* Exercise brief:
I need only the number of lines in this data that contain the string "Хлебниковское".

* Entries supplied:

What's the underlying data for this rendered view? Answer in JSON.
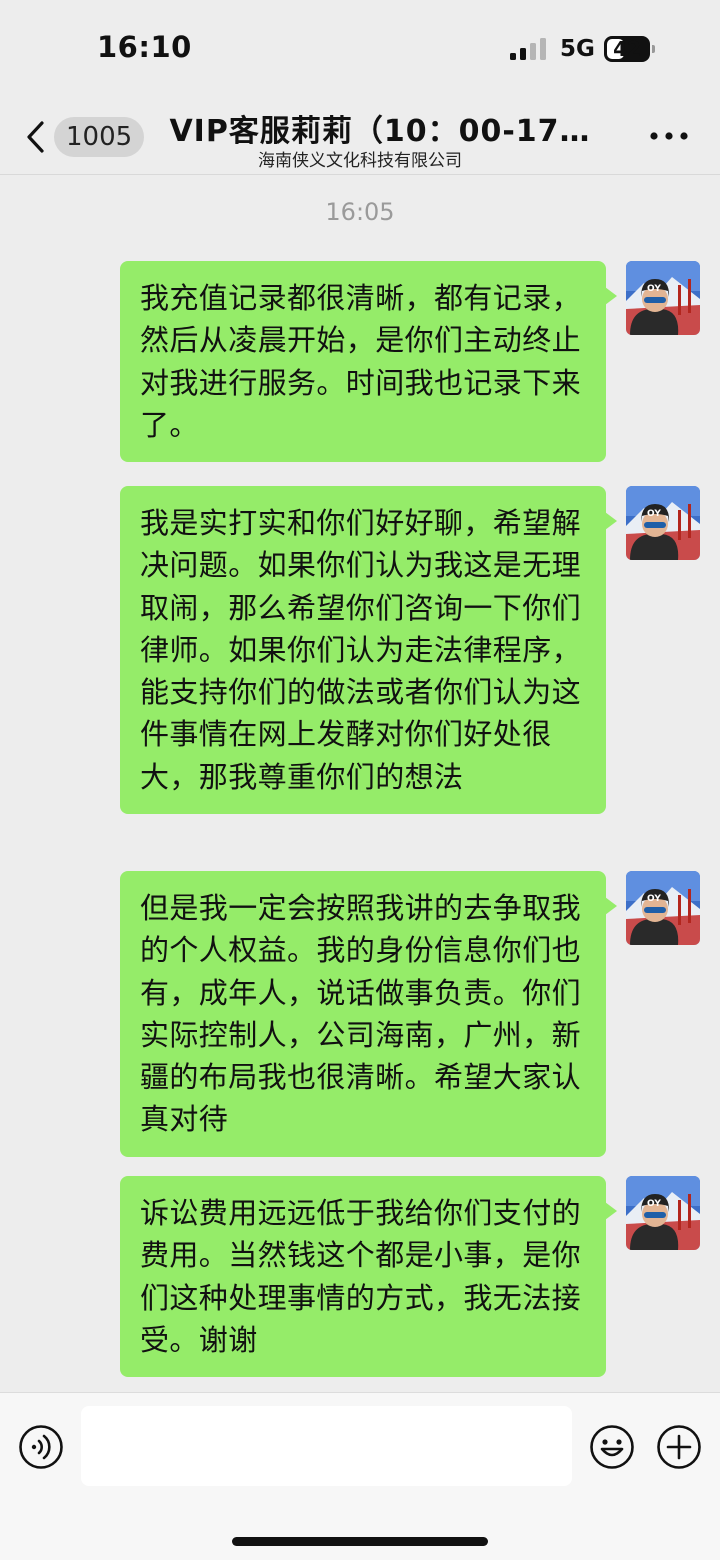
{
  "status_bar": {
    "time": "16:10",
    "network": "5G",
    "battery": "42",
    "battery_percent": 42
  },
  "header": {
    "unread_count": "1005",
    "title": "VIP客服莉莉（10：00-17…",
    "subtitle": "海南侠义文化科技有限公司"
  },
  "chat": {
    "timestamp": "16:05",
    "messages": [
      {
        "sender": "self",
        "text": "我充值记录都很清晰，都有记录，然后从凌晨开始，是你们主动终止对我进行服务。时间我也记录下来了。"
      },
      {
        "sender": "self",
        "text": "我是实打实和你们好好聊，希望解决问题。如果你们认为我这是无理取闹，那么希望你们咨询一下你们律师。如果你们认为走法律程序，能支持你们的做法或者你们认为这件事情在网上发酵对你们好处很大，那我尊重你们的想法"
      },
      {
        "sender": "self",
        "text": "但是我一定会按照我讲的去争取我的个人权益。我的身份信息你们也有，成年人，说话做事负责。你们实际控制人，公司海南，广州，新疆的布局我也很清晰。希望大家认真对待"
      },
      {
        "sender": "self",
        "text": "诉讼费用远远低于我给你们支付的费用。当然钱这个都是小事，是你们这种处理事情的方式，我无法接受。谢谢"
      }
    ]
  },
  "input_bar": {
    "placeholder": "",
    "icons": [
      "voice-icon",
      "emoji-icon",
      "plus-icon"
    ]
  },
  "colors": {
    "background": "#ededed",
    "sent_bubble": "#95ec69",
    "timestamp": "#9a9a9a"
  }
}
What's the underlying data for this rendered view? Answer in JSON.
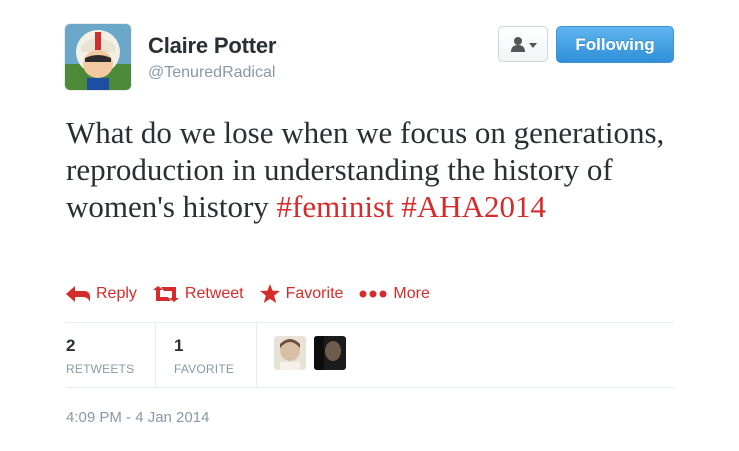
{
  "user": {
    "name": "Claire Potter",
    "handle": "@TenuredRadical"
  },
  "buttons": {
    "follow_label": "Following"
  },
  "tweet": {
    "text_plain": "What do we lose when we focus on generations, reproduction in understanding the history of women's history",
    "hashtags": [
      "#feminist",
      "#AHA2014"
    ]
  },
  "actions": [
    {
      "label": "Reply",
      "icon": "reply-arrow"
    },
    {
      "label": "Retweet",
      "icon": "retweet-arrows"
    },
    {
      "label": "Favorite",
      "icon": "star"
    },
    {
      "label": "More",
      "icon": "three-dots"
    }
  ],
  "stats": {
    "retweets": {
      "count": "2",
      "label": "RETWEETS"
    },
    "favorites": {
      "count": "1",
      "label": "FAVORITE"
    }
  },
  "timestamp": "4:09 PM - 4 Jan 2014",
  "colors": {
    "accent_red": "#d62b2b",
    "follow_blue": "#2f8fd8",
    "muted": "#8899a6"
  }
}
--
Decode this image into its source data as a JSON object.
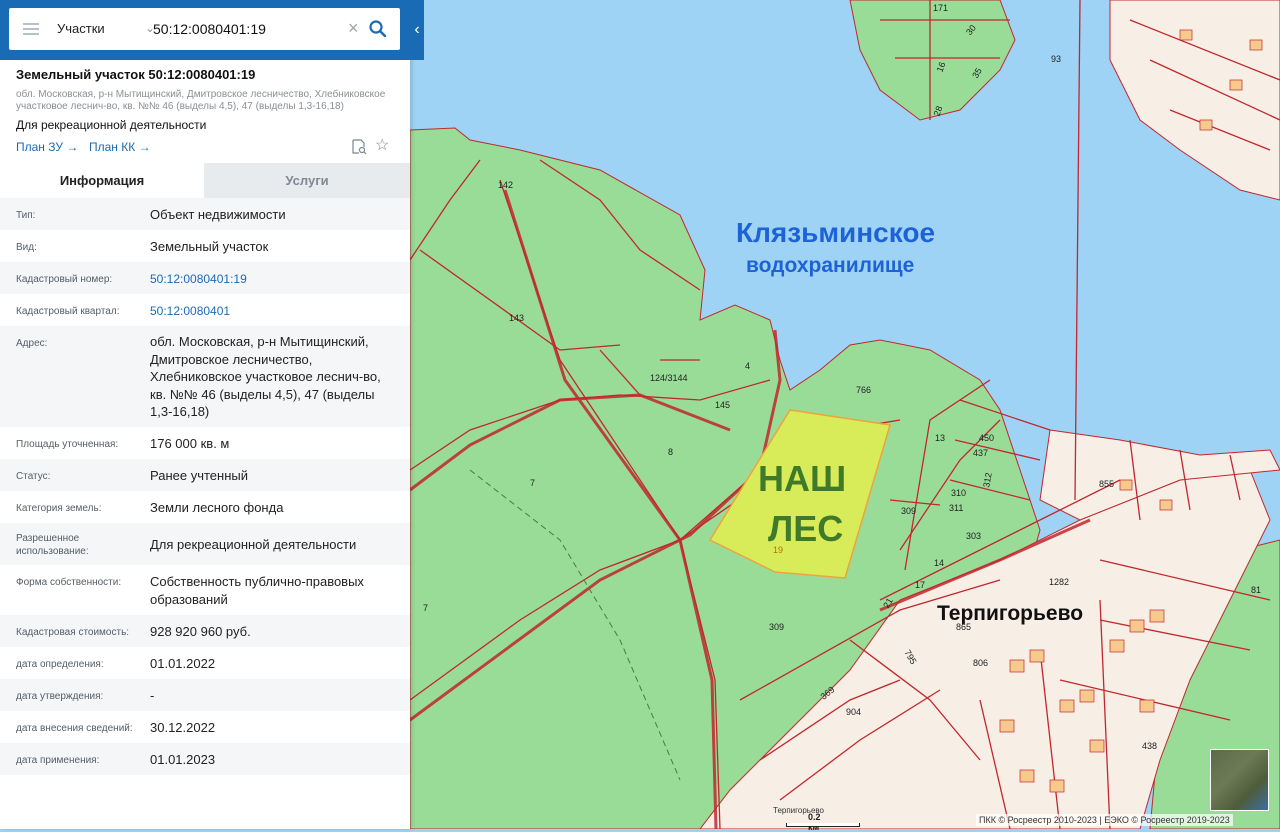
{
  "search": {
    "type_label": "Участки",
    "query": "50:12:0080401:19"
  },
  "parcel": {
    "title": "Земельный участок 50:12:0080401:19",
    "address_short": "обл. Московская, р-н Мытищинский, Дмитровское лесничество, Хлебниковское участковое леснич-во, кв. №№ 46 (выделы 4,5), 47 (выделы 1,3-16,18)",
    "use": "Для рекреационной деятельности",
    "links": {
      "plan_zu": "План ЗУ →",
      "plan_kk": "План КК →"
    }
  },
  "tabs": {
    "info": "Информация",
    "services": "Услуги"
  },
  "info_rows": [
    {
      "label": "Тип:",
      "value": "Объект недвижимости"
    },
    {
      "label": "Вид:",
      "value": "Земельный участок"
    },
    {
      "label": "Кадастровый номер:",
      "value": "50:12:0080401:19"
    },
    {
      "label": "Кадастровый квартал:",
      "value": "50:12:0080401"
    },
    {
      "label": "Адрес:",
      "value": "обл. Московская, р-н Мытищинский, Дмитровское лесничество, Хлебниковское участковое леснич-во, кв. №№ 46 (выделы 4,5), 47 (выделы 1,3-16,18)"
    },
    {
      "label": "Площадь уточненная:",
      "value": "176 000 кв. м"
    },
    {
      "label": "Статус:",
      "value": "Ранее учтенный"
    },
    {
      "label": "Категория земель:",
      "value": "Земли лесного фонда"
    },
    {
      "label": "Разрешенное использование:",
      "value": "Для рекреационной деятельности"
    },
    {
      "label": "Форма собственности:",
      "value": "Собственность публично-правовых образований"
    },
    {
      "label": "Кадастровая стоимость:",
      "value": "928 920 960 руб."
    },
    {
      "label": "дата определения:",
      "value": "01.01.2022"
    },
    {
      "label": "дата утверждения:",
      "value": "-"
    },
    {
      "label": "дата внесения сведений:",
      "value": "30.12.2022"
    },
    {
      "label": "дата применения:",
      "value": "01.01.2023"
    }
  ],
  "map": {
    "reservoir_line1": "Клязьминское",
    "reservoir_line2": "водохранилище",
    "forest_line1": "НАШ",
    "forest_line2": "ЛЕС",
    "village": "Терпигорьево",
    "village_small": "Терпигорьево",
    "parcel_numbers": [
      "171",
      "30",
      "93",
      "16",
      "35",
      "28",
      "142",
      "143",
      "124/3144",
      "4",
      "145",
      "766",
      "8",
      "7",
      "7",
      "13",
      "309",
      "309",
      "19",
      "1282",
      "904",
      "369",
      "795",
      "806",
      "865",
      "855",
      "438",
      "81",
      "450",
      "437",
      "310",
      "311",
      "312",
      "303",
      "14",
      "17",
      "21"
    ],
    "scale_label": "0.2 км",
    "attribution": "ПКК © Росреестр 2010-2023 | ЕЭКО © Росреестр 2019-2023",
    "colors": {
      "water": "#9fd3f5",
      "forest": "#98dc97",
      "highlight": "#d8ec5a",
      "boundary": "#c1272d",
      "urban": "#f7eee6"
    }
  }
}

* Output below:
2